Exercise:
Repeat the listing exactly, minus the pictures.

Provided data:
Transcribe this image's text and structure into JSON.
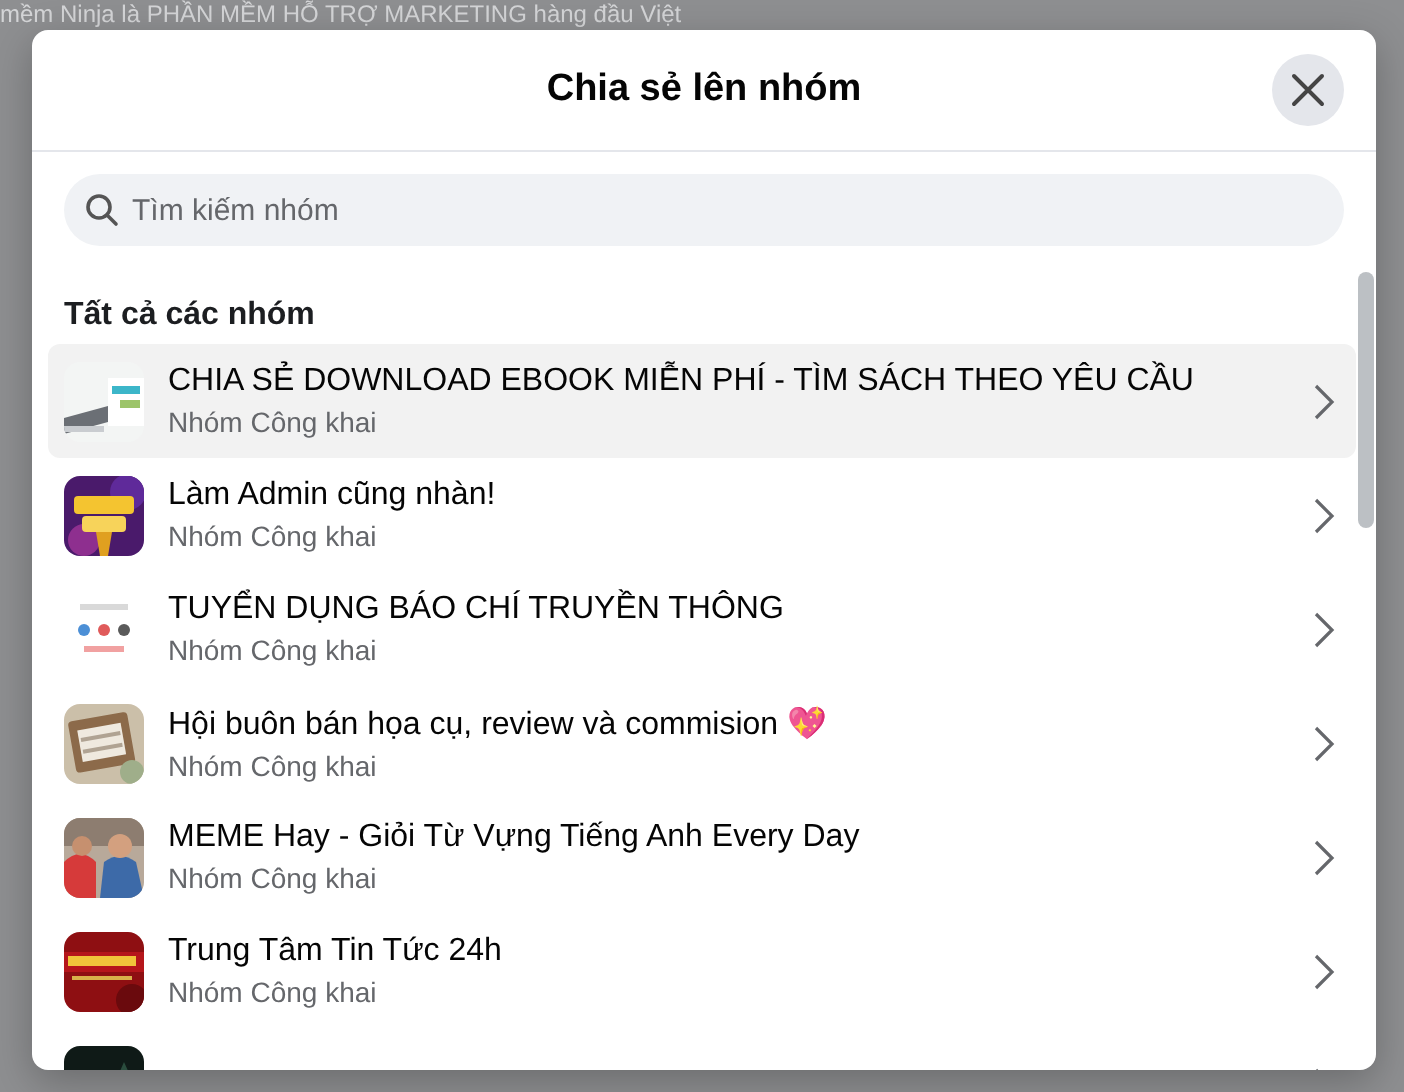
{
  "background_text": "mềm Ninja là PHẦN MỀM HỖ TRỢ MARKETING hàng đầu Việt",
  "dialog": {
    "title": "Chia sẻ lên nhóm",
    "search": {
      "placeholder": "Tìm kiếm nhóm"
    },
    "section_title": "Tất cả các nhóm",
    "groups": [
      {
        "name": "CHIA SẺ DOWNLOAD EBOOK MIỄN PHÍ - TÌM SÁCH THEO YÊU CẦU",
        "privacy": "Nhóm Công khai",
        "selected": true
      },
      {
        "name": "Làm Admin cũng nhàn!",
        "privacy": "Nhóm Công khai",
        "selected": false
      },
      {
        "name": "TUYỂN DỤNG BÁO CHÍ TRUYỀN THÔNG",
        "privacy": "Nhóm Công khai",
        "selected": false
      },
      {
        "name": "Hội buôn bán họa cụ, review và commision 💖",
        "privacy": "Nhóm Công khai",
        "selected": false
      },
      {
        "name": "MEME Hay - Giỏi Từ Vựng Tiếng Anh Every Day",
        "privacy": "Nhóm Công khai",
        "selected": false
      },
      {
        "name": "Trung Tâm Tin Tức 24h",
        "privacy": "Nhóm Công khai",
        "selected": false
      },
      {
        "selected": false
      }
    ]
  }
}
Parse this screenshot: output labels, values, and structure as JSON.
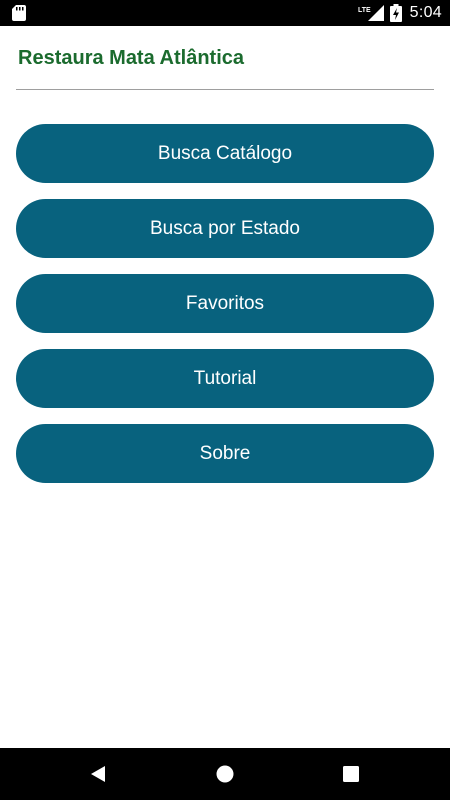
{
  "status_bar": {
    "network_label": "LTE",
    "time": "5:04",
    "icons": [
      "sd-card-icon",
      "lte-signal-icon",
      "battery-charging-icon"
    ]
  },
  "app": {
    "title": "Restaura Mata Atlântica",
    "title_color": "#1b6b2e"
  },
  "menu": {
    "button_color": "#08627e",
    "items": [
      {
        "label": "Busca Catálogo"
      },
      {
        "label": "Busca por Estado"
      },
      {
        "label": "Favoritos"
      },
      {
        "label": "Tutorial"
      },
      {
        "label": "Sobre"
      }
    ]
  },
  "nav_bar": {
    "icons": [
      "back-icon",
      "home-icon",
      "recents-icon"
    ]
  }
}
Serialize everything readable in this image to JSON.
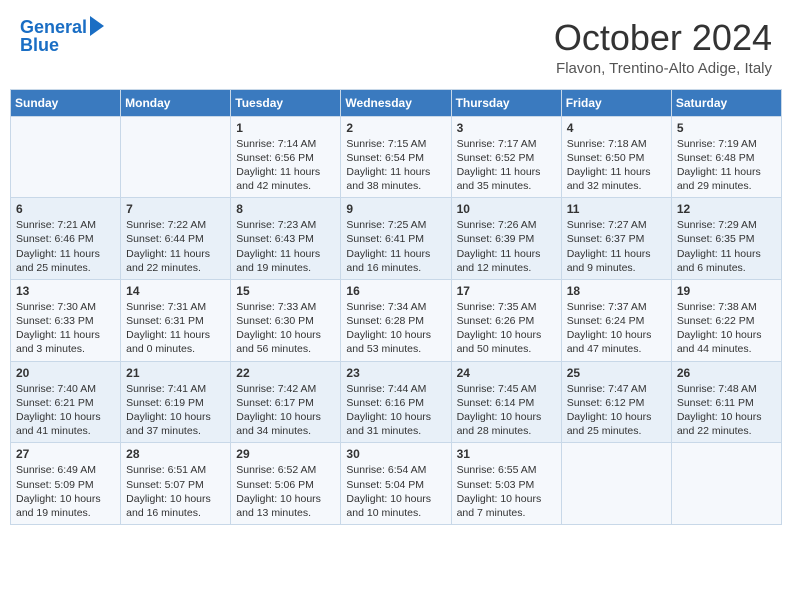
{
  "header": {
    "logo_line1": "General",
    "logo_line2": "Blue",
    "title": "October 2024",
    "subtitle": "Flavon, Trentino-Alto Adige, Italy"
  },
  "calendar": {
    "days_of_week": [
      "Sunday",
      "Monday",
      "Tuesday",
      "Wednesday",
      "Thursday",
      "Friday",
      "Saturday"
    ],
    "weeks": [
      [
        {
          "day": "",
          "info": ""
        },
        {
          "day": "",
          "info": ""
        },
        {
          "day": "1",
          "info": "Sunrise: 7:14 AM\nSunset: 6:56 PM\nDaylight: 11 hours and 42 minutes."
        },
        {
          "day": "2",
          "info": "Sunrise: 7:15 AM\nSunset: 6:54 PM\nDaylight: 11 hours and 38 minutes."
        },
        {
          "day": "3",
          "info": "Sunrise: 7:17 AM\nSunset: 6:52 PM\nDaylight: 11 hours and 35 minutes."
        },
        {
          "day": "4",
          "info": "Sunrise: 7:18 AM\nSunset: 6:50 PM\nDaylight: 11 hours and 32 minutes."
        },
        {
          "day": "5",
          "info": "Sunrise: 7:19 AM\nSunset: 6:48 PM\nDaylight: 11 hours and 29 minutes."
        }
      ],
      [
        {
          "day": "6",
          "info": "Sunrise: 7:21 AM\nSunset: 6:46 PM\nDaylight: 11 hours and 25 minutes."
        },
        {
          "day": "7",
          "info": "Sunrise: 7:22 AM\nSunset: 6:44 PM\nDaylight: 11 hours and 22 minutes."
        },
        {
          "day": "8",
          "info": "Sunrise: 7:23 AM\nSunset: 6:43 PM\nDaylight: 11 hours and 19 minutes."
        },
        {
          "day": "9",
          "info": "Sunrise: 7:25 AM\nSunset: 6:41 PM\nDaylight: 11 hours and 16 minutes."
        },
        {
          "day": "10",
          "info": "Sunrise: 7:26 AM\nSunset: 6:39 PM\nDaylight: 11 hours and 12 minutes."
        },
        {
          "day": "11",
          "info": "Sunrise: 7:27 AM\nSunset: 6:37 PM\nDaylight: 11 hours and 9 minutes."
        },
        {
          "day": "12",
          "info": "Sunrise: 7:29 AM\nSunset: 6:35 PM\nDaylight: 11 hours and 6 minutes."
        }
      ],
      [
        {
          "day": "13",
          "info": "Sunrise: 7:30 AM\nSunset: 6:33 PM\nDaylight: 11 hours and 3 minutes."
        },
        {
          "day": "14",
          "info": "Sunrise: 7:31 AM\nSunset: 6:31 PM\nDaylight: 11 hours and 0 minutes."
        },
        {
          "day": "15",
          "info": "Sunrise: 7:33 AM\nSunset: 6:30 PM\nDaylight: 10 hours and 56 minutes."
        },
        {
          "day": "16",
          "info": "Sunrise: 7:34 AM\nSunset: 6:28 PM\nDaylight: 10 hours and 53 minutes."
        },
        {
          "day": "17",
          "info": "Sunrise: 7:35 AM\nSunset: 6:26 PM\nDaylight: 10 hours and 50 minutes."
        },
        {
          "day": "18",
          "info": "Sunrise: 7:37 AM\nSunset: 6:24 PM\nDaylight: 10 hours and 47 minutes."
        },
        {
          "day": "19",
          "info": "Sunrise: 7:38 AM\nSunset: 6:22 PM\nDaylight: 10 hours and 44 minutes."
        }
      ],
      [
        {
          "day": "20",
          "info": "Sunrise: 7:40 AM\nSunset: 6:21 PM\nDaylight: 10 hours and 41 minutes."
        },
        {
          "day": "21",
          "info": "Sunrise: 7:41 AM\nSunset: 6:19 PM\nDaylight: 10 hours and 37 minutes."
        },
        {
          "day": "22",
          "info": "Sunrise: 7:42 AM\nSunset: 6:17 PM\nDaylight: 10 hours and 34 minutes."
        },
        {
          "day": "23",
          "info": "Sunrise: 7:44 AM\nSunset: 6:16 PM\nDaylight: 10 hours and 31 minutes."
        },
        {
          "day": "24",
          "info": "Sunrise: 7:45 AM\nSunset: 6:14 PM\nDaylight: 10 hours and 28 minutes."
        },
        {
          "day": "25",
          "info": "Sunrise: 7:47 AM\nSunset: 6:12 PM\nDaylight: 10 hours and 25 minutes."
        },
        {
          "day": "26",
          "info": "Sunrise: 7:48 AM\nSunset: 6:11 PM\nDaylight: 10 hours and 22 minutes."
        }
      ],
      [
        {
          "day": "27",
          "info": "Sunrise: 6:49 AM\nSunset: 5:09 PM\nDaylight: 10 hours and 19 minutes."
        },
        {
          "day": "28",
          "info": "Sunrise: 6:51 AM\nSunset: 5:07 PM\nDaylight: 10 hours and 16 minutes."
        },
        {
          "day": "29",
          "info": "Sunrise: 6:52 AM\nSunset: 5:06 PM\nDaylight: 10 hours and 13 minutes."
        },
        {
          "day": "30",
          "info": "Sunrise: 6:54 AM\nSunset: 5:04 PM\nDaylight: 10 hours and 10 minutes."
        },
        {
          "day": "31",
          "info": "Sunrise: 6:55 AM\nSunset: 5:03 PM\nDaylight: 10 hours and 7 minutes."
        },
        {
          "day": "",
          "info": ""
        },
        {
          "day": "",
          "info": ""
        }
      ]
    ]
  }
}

Exercise answer:
Transcribe this image's text and structure into JSON.
{
  "background_text": "mềm Ninja là PHẦN MỀM HỖ TRỢ MARKETING hàng đầu Việt",
  "dialog": {
    "title": "Chia sẻ lên nhóm",
    "search": {
      "placeholder": "Tìm kiếm nhóm"
    },
    "section_title": "Tất cả các nhóm",
    "groups": [
      {
        "name": "CHIA SẺ DOWNLOAD EBOOK MIỄN PHÍ - TÌM SÁCH THEO YÊU CẦU",
        "privacy": "Nhóm Công khai",
        "selected": true
      },
      {
        "name": "Làm Admin cũng nhàn!",
        "privacy": "Nhóm Công khai",
        "selected": false
      },
      {
        "name": "TUYỂN DỤNG BÁO CHÍ TRUYỀN THÔNG",
        "privacy": "Nhóm Công khai",
        "selected": false
      },
      {
        "name": "Hội buôn bán họa cụ, review và commision 💖",
        "privacy": "Nhóm Công khai",
        "selected": false
      },
      {
        "name": "MEME Hay - Giỏi Từ Vựng Tiếng Anh Every Day",
        "privacy": "Nhóm Công khai",
        "selected": false
      },
      {
        "name": "Trung Tâm Tin Tức 24h",
        "privacy": "Nhóm Công khai",
        "selected": false
      },
      {
        "selected": false
      }
    ]
  }
}
Parse this screenshot: output labels, values, and structure as JSON.
{
  "status_bar": {
    "network_label": "LTE",
    "time": "5:04",
    "icons": [
      "sd-card-icon",
      "lte-signal-icon",
      "battery-charging-icon"
    ]
  },
  "app": {
    "title": "Restaura Mata Atlântica",
    "title_color": "#1b6b2e"
  },
  "menu": {
    "button_color": "#08627e",
    "items": [
      {
        "label": "Busca Catálogo"
      },
      {
        "label": "Busca por Estado"
      },
      {
        "label": "Favoritos"
      },
      {
        "label": "Tutorial"
      },
      {
        "label": "Sobre"
      }
    ]
  },
  "nav_bar": {
    "icons": [
      "back-icon",
      "home-icon",
      "recents-icon"
    ]
  }
}
Serialize everything readable in this image to JSON.
{
  "header": {
    "logo_line1": "General",
    "logo_line2": "Blue",
    "title": "October 2024",
    "subtitle": "Flavon, Trentino-Alto Adige, Italy"
  },
  "calendar": {
    "days_of_week": [
      "Sunday",
      "Monday",
      "Tuesday",
      "Wednesday",
      "Thursday",
      "Friday",
      "Saturday"
    ],
    "weeks": [
      [
        {
          "day": "",
          "info": ""
        },
        {
          "day": "",
          "info": ""
        },
        {
          "day": "1",
          "info": "Sunrise: 7:14 AM\nSunset: 6:56 PM\nDaylight: 11 hours and 42 minutes."
        },
        {
          "day": "2",
          "info": "Sunrise: 7:15 AM\nSunset: 6:54 PM\nDaylight: 11 hours and 38 minutes."
        },
        {
          "day": "3",
          "info": "Sunrise: 7:17 AM\nSunset: 6:52 PM\nDaylight: 11 hours and 35 minutes."
        },
        {
          "day": "4",
          "info": "Sunrise: 7:18 AM\nSunset: 6:50 PM\nDaylight: 11 hours and 32 minutes."
        },
        {
          "day": "5",
          "info": "Sunrise: 7:19 AM\nSunset: 6:48 PM\nDaylight: 11 hours and 29 minutes."
        }
      ],
      [
        {
          "day": "6",
          "info": "Sunrise: 7:21 AM\nSunset: 6:46 PM\nDaylight: 11 hours and 25 minutes."
        },
        {
          "day": "7",
          "info": "Sunrise: 7:22 AM\nSunset: 6:44 PM\nDaylight: 11 hours and 22 minutes."
        },
        {
          "day": "8",
          "info": "Sunrise: 7:23 AM\nSunset: 6:43 PM\nDaylight: 11 hours and 19 minutes."
        },
        {
          "day": "9",
          "info": "Sunrise: 7:25 AM\nSunset: 6:41 PM\nDaylight: 11 hours and 16 minutes."
        },
        {
          "day": "10",
          "info": "Sunrise: 7:26 AM\nSunset: 6:39 PM\nDaylight: 11 hours and 12 minutes."
        },
        {
          "day": "11",
          "info": "Sunrise: 7:27 AM\nSunset: 6:37 PM\nDaylight: 11 hours and 9 minutes."
        },
        {
          "day": "12",
          "info": "Sunrise: 7:29 AM\nSunset: 6:35 PM\nDaylight: 11 hours and 6 minutes."
        }
      ],
      [
        {
          "day": "13",
          "info": "Sunrise: 7:30 AM\nSunset: 6:33 PM\nDaylight: 11 hours and 3 minutes."
        },
        {
          "day": "14",
          "info": "Sunrise: 7:31 AM\nSunset: 6:31 PM\nDaylight: 11 hours and 0 minutes."
        },
        {
          "day": "15",
          "info": "Sunrise: 7:33 AM\nSunset: 6:30 PM\nDaylight: 10 hours and 56 minutes."
        },
        {
          "day": "16",
          "info": "Sunrise: 7:34 AM\nSunset: 6:28 PM\nDaylight: 10 hours and 53 minutes."
        },
        {
          "day": "17",
          "info": "Sunrise: 7:35 AM\nSunset: 6:26 PM\nDaylight: 10 hours and 50 minutes."
        },
        {
          "day": "18",
          "info": "Sunrise: 7:37 AM\nSunset: 6:24 PM\nDaylight: 10 hours and 47 minutes."
        },
        {
          "day": "19",
          "info": "Sunrise: 7:38 AM\nSunset: 6:22 PM\nDaylight: 10 hours and 44 minutes."
        }
      ],
      [
        {
          "day": "20",
          "info": "Sunrise: 7:40 AM\nSunset: 6:21 PM\nDaylight: 10 hours and 41 minutes."
        },
        {
          "day": "21",
          "info": "Sunrise: 7:41 AM\nSunset: 6:19 PM\nDaylight: 10 hours and 37 minutes."
        },
        {
          "day": "22",
          "info": "Sunrise: 7:42 AM\nSunset: 6:17 PM\nDaylight: 10 hours and 34 minutes."
        },
        {
          "day": "23",
          "info": "Sunrise: 7:44 AM\nSunset: 6:16 PM\nDaylight: 10 hours and 31 minutes."
        },
        {
          "day": "24",
          "info": "Sunrise: 7:45 AM\nSunset: 6:14 PM\nDaylight: 10 hours and 28 minutes."
        },
        {
          "day": "25",
          "info": "Sunrise: 7:47 AM\nSunset: 6:12 PM\nDaylight: 10 hours and 25 minutes."
        },
        {
          "day": "26",
          "info": "Sunrise: 7:48 AM\nSunset: 6:11 PM\nDaylight: 10 hours and 22 minutes."
        }
      ],
      [
        {
          "day": "27",
          "info": "Sunrise: 6:49 AM\nSunset: 5:09 PM\nDaylight: 10 hours and 19 minutes."
        },
        {
          "day": "28",
          "info": "Sunrise: 6:51 AM\nSunset: 5:07 PM\nDaylight: 10 hours and 16 minutes."
        },
        {
          "day": "29",
          "info": "Sunrise: 6:52 AM\nSunset: 5:06 PM\nDaylight: 10 hours and 13 minutes."
        },
        {
          "day": "30",
          "info": "Sunrise: 6:54 AM\nSunset: 5:04 PM\nDaylight: 10 hours and 10 minutes."
        },
        {
          "day": "31",
          "info": "Sunrise: 6:55 AM\nSunset: 5:03 PM\nDaylight: 10 hours and 7 minutes."
        },
        {
          "day": "",
          "info": ""
        },
        {
          "day": "",
          "info": ""
        }
      ]
    ]
  }
}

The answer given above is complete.